The 'Brummie' one of Birmingham, made famous by Ozzie Osbourne, the 'Cockney' one of London, the Yorkshire one (Yorkshire is almost a separate nation from the rest of England), the 'Scouse' one of Liverpool and the version of Scots spoken in Tyneside. There's also the Scots of South-East Scotland that North Europeans would find easier to understand than 'BBC English', the mix of Scots and Irish English in Glasgow and to add to all the fun some Scots still speak Gaelic and some Welsh speak Welsh, a 4,000-year old language.
The American attitude to English sums up so much about the USA. It believes it has its own culture which is all actually imported from Britain and Europe, it doesn't seem to learn any history about Britain, Europe or even its own country, and believes everything in America is American including the English language.

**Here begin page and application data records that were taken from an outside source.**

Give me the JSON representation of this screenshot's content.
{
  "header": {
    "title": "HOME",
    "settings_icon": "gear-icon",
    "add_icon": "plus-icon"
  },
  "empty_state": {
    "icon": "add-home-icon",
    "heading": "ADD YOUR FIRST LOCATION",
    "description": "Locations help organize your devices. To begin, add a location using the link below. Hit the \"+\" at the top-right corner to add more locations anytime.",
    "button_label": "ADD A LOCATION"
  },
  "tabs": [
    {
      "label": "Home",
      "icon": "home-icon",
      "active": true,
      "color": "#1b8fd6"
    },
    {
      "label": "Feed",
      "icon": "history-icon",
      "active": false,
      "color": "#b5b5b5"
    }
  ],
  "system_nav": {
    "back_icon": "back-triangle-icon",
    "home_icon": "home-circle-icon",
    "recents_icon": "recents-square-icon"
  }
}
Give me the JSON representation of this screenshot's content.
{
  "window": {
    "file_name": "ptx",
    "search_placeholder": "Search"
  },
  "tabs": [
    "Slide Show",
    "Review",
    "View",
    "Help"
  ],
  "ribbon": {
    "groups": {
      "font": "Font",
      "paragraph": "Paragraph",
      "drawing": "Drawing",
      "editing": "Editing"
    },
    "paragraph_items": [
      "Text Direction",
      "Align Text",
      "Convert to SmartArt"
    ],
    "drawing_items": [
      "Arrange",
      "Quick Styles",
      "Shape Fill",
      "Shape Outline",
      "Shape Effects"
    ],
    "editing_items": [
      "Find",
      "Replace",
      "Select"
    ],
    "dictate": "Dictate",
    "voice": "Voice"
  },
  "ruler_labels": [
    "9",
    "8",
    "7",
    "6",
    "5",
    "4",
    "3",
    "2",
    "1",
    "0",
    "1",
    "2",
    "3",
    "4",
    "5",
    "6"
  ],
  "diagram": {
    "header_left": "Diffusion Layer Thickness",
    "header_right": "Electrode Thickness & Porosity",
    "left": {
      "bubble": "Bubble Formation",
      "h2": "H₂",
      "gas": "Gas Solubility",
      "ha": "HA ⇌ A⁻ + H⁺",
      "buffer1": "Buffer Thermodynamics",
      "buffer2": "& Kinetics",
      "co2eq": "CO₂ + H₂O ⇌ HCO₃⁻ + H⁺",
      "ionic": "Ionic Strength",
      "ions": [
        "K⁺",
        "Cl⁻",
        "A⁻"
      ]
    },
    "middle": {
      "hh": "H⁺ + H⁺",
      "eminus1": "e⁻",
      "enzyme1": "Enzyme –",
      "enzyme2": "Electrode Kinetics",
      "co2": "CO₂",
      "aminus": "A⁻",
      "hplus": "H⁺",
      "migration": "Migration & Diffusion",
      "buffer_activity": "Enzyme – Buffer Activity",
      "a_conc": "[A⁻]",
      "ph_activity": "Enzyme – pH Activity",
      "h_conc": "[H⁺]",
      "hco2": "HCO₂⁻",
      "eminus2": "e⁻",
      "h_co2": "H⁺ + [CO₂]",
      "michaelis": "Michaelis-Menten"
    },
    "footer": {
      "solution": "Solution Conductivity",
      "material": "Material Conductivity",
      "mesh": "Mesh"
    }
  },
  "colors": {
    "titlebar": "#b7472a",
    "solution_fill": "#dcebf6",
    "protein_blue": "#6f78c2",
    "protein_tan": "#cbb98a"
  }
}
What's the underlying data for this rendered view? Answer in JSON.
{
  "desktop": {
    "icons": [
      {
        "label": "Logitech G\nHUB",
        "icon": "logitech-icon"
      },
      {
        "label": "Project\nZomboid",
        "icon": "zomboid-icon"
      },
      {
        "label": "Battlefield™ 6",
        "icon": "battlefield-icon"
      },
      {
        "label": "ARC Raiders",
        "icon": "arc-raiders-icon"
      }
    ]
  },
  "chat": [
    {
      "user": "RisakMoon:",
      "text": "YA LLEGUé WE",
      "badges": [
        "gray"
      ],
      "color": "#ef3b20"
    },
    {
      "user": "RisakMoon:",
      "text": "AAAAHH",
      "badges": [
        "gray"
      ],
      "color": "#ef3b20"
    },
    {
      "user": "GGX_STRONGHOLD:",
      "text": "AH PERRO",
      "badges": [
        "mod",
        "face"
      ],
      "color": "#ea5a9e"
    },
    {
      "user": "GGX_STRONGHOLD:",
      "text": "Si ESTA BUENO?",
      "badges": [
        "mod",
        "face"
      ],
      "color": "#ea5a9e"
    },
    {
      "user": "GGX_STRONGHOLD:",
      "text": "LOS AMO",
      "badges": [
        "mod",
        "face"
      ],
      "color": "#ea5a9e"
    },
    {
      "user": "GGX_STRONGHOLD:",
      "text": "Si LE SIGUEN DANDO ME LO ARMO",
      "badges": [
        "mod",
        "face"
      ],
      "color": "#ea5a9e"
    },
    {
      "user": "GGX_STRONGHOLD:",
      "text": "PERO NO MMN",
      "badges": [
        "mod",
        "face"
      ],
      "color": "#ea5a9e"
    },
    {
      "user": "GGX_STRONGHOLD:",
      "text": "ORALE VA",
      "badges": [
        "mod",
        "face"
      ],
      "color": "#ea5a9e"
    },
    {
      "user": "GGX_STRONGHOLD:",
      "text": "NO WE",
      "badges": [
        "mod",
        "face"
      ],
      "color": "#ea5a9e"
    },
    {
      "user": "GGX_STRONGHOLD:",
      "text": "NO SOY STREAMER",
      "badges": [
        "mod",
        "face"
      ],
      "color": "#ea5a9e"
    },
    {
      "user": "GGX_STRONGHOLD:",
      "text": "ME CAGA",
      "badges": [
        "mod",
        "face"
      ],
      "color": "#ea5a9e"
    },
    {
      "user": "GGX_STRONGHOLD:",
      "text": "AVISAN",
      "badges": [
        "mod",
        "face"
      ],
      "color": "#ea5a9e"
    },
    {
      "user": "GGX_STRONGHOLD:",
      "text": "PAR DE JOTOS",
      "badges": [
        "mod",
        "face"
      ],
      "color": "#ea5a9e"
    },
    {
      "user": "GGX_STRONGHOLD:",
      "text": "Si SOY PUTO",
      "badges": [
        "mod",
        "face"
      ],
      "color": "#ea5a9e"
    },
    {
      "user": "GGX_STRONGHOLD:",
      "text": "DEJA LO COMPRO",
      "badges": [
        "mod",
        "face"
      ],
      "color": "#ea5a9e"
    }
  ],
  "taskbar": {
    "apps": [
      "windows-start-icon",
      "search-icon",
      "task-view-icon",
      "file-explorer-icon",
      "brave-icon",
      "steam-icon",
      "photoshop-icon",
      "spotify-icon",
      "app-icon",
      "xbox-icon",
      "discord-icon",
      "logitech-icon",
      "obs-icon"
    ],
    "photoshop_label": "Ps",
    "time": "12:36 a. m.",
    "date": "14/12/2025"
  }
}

And still can't spell the foreign language of English correctly and uses such bad grammar it forces English people to boldly avoid reading half the stuff they churn out in this website full of mispelt verbiage which is so long-winded it still doesn't hide a complete lack of edumacation and even has a spellchecker that can't recognise hundreds of English words.
Marks: 2/10. Comments: Instead of reading children's books by Joanne Rowling and tame novels by George Eliot et al, it might be an idea to go to a library and read up on the real history of the English language, then try the real histories of England, the USA and the world,
as American children obviously only get taught a lot of Hollywood baloney that has no connection with reality. Must try harder. Or rather don't bother, it gives the British, Canadians, Australians, New Zealanders, South Africans and Irish great comedy watching Americans believing all sorts of nonsense about themselves because most of them have been isolated from the real world for hundreds of years.
Now where did I put my British English/American English dictionary? Oops, there isn't one, all British people understand every single word Americans are saying and writing - because its their language.